• [Problem statement]: Check the entries below and say how many lines include the word "addr". No other text is wanted.

• [Listed records]:

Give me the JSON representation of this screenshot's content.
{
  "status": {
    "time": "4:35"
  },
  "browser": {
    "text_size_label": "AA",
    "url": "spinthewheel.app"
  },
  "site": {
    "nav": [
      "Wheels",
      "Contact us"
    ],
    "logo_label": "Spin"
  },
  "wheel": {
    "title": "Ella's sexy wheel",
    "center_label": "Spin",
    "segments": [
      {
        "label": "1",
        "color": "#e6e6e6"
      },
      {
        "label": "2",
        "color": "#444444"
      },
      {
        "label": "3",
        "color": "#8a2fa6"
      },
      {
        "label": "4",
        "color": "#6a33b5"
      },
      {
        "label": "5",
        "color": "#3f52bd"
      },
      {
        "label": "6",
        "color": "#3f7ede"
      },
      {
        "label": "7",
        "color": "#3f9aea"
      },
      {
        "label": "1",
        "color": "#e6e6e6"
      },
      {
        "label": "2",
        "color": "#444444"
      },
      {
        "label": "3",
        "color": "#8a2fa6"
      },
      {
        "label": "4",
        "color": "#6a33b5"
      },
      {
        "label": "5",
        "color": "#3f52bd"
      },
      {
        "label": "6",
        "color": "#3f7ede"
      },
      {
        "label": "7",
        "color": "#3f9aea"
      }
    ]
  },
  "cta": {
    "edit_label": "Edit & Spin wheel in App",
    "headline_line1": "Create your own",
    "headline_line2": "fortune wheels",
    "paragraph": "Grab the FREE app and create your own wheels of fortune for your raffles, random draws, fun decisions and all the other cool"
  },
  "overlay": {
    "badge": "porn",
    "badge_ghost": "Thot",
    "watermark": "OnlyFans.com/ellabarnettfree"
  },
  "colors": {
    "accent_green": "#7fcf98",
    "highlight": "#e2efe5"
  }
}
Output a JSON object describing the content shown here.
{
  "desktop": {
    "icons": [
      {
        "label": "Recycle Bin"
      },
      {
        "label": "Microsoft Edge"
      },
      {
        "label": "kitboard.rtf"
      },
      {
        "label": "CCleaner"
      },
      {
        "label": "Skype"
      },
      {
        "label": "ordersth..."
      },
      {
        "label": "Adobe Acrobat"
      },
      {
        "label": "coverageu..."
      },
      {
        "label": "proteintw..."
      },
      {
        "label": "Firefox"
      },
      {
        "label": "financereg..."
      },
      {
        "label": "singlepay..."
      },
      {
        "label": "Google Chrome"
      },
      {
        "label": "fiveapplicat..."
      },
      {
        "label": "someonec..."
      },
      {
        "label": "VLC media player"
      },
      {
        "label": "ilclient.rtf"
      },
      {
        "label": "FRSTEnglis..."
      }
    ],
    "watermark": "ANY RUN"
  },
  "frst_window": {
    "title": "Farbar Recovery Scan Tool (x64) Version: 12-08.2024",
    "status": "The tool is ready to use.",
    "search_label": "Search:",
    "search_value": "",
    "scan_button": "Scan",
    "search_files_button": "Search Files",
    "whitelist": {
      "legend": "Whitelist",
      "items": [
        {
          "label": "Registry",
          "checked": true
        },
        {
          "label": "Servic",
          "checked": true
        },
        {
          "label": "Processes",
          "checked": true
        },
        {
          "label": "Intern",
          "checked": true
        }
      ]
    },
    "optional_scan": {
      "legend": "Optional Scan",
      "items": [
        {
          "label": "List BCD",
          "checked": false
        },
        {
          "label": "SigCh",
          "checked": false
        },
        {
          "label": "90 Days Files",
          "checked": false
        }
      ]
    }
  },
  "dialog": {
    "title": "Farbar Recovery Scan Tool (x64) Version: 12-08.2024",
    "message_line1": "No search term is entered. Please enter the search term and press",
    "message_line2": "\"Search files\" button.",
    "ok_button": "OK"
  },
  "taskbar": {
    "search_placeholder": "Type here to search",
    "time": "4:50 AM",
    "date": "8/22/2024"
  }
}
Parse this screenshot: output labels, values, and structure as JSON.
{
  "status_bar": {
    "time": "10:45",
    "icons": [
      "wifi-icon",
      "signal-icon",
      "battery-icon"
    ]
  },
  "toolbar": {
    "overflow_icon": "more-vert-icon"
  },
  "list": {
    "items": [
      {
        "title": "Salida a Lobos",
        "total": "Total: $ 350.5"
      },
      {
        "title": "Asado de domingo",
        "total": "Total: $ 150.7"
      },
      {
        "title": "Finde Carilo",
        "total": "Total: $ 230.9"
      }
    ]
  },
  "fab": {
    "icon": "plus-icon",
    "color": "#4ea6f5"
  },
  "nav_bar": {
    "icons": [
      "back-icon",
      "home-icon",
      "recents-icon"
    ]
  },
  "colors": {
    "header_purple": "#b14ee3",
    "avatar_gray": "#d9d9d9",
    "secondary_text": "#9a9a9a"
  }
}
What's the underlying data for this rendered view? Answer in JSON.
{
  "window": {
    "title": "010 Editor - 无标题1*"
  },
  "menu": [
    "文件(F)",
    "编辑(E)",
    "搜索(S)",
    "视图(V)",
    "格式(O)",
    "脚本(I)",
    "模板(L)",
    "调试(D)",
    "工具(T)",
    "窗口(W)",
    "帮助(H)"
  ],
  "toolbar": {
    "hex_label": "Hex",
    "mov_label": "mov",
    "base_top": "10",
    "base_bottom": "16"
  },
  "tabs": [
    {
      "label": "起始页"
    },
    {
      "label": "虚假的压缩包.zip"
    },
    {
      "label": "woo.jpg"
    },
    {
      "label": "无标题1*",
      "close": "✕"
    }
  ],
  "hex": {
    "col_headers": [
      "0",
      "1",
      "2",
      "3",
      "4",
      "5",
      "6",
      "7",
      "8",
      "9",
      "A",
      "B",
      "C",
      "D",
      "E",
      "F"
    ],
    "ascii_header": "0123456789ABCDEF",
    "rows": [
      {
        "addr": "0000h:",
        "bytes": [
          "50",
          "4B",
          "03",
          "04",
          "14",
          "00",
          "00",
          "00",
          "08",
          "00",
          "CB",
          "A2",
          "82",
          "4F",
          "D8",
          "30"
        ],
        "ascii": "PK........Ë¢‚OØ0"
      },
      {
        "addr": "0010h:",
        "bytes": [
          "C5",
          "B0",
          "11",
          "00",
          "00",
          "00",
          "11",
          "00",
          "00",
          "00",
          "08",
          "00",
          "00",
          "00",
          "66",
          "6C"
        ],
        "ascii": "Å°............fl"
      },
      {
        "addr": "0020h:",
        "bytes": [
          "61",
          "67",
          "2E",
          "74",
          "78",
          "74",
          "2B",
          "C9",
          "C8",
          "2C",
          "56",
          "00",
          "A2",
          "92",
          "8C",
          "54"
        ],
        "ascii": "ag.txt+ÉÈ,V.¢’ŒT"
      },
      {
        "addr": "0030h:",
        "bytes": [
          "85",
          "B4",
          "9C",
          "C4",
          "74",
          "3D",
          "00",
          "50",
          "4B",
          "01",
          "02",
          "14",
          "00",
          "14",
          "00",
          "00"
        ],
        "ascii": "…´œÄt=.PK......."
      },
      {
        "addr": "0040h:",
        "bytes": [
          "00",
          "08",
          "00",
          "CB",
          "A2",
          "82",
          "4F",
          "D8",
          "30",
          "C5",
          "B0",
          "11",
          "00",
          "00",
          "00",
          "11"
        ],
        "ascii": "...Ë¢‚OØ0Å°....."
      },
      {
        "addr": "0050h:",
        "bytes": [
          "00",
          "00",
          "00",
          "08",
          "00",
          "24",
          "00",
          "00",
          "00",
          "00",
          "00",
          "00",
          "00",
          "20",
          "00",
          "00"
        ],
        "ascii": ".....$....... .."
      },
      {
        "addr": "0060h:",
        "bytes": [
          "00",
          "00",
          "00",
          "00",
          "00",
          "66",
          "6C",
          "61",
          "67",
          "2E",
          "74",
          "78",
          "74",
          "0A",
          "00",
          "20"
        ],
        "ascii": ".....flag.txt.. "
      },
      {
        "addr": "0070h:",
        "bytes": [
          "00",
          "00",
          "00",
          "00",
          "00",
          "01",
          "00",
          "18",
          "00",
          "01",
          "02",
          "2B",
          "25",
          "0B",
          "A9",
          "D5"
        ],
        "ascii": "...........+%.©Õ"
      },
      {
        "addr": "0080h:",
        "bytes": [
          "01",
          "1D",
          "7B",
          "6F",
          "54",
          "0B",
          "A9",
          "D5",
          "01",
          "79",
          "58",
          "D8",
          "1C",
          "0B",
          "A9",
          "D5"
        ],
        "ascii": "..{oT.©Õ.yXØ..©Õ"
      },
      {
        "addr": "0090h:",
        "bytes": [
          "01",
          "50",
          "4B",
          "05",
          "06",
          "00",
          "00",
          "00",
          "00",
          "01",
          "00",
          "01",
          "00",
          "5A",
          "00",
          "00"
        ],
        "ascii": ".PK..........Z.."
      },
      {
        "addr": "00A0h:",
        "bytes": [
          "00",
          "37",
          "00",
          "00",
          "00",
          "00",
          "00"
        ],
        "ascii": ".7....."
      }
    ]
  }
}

• [Output of the task]: 11